Aim of the task
The response must be made up of the lines in the entries below that contain "list".

[Entries from a dataset of interfaces]
[Start of Attachment]
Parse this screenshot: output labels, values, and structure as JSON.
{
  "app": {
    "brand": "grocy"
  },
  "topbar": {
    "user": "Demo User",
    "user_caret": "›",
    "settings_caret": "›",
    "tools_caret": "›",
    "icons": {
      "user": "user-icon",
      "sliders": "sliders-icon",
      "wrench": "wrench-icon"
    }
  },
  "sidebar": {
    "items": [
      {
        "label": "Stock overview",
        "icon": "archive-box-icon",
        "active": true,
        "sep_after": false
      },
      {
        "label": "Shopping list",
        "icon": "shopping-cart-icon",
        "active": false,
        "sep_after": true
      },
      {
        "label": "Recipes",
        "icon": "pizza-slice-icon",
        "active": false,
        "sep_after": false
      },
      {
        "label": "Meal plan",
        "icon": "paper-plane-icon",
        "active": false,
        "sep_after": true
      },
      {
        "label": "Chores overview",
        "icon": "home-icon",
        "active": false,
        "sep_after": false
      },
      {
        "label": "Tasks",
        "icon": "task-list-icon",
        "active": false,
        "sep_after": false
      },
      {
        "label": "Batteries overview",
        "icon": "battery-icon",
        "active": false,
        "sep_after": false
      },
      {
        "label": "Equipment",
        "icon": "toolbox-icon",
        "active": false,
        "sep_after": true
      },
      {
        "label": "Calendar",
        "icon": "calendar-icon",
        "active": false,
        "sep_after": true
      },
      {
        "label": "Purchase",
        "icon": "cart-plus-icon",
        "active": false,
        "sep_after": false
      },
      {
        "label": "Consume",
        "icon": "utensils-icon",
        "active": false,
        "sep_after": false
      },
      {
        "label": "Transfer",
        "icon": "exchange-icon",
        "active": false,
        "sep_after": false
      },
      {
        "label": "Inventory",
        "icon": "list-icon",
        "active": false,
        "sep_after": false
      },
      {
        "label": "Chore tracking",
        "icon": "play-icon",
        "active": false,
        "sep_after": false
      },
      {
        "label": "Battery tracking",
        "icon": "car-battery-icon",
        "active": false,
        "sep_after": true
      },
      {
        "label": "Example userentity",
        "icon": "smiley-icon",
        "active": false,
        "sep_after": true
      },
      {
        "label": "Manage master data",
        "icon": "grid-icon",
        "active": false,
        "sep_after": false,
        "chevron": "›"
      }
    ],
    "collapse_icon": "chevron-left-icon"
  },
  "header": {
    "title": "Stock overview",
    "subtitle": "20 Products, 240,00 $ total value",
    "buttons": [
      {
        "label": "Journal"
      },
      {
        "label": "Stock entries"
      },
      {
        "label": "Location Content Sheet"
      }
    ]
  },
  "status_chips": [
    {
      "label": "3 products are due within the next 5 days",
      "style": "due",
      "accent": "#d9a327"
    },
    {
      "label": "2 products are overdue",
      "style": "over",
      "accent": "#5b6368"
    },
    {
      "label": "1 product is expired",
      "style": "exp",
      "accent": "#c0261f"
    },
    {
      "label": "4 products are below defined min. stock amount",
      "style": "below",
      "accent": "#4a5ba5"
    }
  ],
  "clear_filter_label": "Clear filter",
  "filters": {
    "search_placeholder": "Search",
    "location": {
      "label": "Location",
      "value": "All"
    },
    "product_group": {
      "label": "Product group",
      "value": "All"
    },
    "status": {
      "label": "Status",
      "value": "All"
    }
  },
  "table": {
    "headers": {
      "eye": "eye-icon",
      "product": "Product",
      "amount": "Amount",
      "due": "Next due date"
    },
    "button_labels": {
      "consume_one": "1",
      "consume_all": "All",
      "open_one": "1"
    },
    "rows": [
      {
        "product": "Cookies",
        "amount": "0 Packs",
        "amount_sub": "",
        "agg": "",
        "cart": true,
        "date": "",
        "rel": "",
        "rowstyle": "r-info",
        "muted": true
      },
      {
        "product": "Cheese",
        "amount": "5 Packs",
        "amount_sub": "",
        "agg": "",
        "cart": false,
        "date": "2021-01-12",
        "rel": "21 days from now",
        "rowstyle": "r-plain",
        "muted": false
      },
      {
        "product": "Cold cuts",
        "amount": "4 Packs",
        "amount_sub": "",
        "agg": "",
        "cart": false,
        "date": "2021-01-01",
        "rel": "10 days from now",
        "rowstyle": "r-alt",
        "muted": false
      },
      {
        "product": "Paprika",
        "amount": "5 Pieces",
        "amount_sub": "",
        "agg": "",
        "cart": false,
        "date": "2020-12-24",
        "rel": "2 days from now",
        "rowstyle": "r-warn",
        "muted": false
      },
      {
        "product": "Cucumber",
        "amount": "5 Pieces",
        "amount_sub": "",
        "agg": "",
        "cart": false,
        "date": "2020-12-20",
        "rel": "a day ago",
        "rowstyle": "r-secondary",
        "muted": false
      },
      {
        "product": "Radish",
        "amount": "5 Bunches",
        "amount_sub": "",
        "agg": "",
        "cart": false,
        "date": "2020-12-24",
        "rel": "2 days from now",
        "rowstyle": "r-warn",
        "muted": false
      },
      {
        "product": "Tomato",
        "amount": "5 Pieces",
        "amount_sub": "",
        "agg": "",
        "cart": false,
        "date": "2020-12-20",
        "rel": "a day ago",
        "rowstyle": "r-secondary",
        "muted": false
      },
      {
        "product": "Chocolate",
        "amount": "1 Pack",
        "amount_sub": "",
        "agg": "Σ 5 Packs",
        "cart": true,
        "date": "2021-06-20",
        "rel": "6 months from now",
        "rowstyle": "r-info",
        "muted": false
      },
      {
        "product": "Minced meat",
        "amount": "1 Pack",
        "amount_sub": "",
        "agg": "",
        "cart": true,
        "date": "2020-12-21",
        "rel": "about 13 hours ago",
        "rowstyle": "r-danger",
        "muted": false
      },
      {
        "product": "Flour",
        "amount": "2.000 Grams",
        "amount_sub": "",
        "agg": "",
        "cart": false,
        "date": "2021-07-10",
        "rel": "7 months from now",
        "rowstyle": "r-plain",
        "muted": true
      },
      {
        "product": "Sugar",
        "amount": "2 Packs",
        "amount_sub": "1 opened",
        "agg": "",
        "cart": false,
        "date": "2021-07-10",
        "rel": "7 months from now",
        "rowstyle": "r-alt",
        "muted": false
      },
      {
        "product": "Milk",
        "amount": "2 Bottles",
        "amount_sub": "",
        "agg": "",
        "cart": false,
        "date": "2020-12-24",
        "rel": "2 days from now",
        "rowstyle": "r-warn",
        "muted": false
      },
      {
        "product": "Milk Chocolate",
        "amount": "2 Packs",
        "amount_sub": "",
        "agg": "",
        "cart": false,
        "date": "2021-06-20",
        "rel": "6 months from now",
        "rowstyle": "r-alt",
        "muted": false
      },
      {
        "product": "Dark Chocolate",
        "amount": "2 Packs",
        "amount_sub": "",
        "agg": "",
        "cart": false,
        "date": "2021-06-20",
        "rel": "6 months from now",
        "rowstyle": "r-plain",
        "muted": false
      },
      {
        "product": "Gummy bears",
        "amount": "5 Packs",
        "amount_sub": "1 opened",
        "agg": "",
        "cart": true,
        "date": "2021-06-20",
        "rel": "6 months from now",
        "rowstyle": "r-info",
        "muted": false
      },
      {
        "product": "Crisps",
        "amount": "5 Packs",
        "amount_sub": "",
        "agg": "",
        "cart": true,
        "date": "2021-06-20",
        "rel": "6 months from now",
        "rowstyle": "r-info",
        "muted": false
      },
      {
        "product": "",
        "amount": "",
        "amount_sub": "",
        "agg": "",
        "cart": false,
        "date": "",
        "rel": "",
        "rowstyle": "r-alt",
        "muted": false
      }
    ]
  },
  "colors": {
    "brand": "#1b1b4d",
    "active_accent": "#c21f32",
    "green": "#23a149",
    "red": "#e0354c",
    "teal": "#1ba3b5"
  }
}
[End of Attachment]
Task answer
        "label": "Shopping list",
        "icon": "task-list-icon",
        "icon": "list-icon",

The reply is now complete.